-- Task statement --
Search the records below for "面倒なはずの学校が"; copy each line that has it.

(Dataset rows describing interfaces)
[Start of section]

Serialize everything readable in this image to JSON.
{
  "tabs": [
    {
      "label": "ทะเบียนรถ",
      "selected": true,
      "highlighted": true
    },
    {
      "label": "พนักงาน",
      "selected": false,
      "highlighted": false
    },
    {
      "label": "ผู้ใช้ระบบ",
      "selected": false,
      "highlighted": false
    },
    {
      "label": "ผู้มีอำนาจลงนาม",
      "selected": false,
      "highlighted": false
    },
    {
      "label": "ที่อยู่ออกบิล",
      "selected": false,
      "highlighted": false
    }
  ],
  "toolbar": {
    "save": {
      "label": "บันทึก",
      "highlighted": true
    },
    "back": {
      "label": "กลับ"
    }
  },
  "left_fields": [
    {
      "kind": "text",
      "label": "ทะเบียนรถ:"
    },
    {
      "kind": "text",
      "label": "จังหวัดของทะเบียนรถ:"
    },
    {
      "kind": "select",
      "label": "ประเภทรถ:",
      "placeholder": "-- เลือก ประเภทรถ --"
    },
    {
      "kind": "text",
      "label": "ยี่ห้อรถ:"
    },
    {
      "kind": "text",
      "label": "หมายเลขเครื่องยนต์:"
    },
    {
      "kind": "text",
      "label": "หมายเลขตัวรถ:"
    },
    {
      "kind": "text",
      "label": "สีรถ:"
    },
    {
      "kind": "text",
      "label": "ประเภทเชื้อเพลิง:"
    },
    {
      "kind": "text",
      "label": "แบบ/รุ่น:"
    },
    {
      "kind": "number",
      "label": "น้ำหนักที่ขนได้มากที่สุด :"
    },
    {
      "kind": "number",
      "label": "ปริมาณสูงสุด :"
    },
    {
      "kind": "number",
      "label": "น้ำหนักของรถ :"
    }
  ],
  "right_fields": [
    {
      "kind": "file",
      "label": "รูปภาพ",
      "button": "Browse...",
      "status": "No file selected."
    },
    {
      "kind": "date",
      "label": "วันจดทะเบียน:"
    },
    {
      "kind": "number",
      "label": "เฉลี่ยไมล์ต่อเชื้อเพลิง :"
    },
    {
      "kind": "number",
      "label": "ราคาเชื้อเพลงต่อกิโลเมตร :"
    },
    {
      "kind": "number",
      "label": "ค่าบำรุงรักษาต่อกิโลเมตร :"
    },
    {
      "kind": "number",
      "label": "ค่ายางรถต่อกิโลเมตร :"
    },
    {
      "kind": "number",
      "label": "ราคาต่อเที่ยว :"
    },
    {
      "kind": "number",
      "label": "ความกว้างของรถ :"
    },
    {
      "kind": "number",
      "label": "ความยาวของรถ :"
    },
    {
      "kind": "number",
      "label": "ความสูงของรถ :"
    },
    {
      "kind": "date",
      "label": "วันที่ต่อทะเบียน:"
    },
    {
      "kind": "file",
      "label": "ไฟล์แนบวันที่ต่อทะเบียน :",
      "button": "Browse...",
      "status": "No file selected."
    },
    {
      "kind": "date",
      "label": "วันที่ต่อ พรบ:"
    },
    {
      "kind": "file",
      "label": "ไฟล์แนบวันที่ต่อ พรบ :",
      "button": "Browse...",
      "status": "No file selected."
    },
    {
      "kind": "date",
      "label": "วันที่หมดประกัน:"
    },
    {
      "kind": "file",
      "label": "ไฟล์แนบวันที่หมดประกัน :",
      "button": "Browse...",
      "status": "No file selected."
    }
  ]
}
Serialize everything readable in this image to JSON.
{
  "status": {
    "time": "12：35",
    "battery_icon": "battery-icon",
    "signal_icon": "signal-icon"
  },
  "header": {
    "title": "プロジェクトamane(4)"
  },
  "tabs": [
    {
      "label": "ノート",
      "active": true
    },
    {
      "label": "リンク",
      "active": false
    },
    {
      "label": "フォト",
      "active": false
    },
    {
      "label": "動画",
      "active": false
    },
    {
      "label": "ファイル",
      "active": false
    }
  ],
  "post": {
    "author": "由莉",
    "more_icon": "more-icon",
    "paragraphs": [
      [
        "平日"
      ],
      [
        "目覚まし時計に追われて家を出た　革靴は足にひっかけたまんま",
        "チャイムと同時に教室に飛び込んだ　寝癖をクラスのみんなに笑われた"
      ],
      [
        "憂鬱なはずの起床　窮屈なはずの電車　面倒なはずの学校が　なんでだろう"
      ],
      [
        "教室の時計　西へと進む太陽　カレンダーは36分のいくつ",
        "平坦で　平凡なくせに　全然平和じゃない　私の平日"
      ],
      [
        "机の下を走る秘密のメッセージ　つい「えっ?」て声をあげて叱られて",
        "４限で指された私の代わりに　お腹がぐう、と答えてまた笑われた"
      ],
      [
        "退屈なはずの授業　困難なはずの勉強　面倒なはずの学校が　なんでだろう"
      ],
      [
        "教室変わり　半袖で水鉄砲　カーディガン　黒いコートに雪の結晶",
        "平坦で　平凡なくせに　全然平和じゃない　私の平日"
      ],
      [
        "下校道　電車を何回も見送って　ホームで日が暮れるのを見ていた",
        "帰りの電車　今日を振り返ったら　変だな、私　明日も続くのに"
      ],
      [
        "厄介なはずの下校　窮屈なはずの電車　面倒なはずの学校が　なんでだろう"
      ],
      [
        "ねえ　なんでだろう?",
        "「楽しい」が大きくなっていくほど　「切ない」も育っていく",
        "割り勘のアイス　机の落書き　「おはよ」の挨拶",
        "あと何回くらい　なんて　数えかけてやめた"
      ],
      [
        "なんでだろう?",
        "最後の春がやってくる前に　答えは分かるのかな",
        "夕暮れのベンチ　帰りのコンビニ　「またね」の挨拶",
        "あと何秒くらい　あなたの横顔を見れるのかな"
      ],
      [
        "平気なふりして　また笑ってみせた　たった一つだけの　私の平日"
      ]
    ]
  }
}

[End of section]

-- Response box --
        "憂鬱なはずの起床　窮屈なはずの電車　面倒なはずの学校が　なんでだろう"
        "退屈なはずの授業　困難なはずの勉強　面倒なはずの学校が　なんでだろう"
        "厄介なはずの下校　窮屈なはずの電車　面倒なはずの学校が　なんでだろう"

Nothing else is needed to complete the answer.